Three weeks before, the multimillionaire founder of a Chicago-area biotech company turned up at the University of Rome, where the Italian Society for Reproductive Medicine was sponsoring a conference on human cloning. Although not on the conference program, Ben-Abraham began introducing himself to reporters as a member of the scientific team, led by Zavos and Italian gynecologist Severino Antinori, that claims it will clone the first human being within two years.
It was merely the latest incarnation for 43-year-old Ben-Abraham, who has spent the past two decades surfacing, disappearing and resurfacing in the company of presidents, prime ministers, Hong Kong billionaires, European royalty, Hollywood moguls and members of the Kennedy family. Although he failed to win election, Ben-Abraham, a political neophyte, gained a coveted place two years ago on the ruling Likud Party's slate of candidates for the Israeli parliament through the personal intervention of then-Prime Minister Benjamin Netanyahu.
Ben-Abraham has used his relationships, however ephemeral, with the high and mighty to forge connections with the friends of friends and acquaintances. His purported credentials as a child-prodigy physician have lent Ben-Abraham an aura of expertise on such urgent public health issues as cancer and AIDS, affording him unparalleled access to important political figures, the media and wealthy investors on three continents.
"He has this ability to talk about anything and everything," said one man whose family befriended Ben-Abraham for several years. "He is one of the most charming, one of the most amusing, one of the most entertaining, believable people. He can cry in a split second. He can seem as solemn as the pope. The next second he can be cheerful and show you the best time. He's a genius. Everyone felt they were dealing with an exceptional intelligence."
Ben-Abraham's own account of his life, as recorded in the piles of news clippings he carries in his personal portfolio along with photographs of himself with the rich and famous, is remarkable by any measure: able to read and write at age 2, mastered Einstein's theory of general relativity at 7, graduated from high school at 13, performed advanced research in medicine and physics at 15, participated in open-heart surgery at 16, played a key role in the discoveries that underlie the Strategic Defense Initiative, nominated for the Nobel Prize at 23. "I am awake," he once told The Boston Globe, "and most other people are asleep."
But there is an unseen side to Avi Ben-Abraham as extraordinary as his public face.
Title due to errors
His claim to the title, at age 18, of the world's youngest MD -- an achievement recorded in the Guinness Book of World Records -- turns out to rest on nothing more than a string of bureaucratic errors and misunderstandings.

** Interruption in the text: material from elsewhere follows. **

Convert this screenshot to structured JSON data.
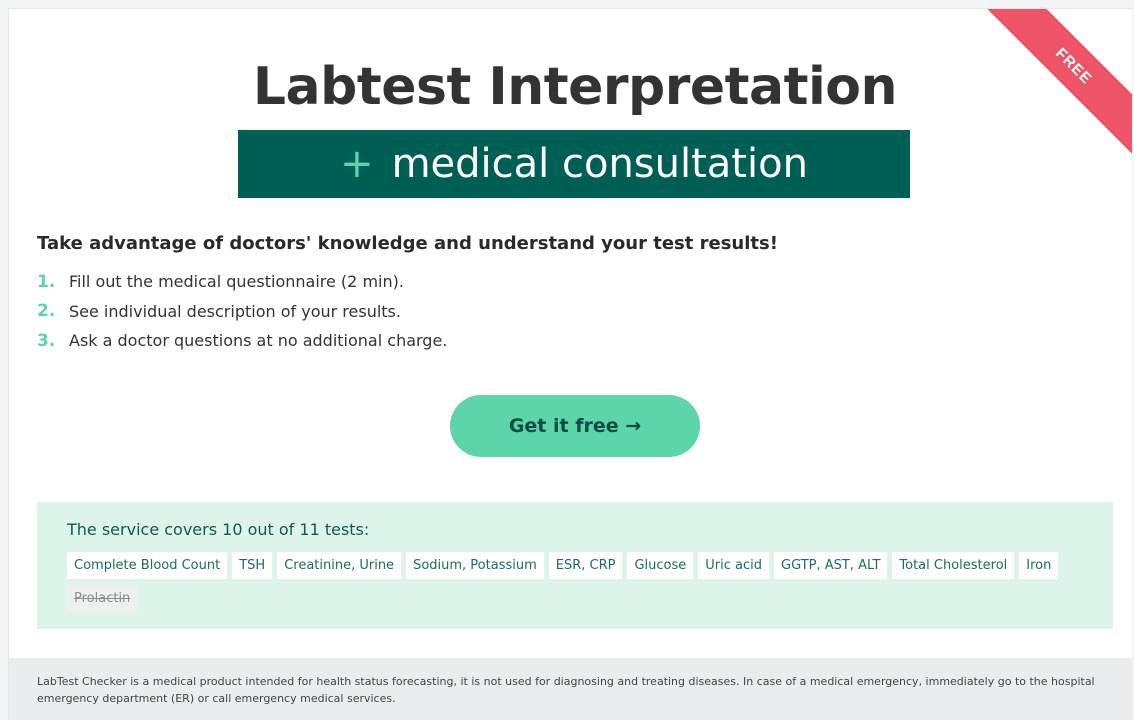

His claim to have provided the inspiration for "Doogie Howser, M.D.," the TV show about a teenage boy who becomes a doctor, …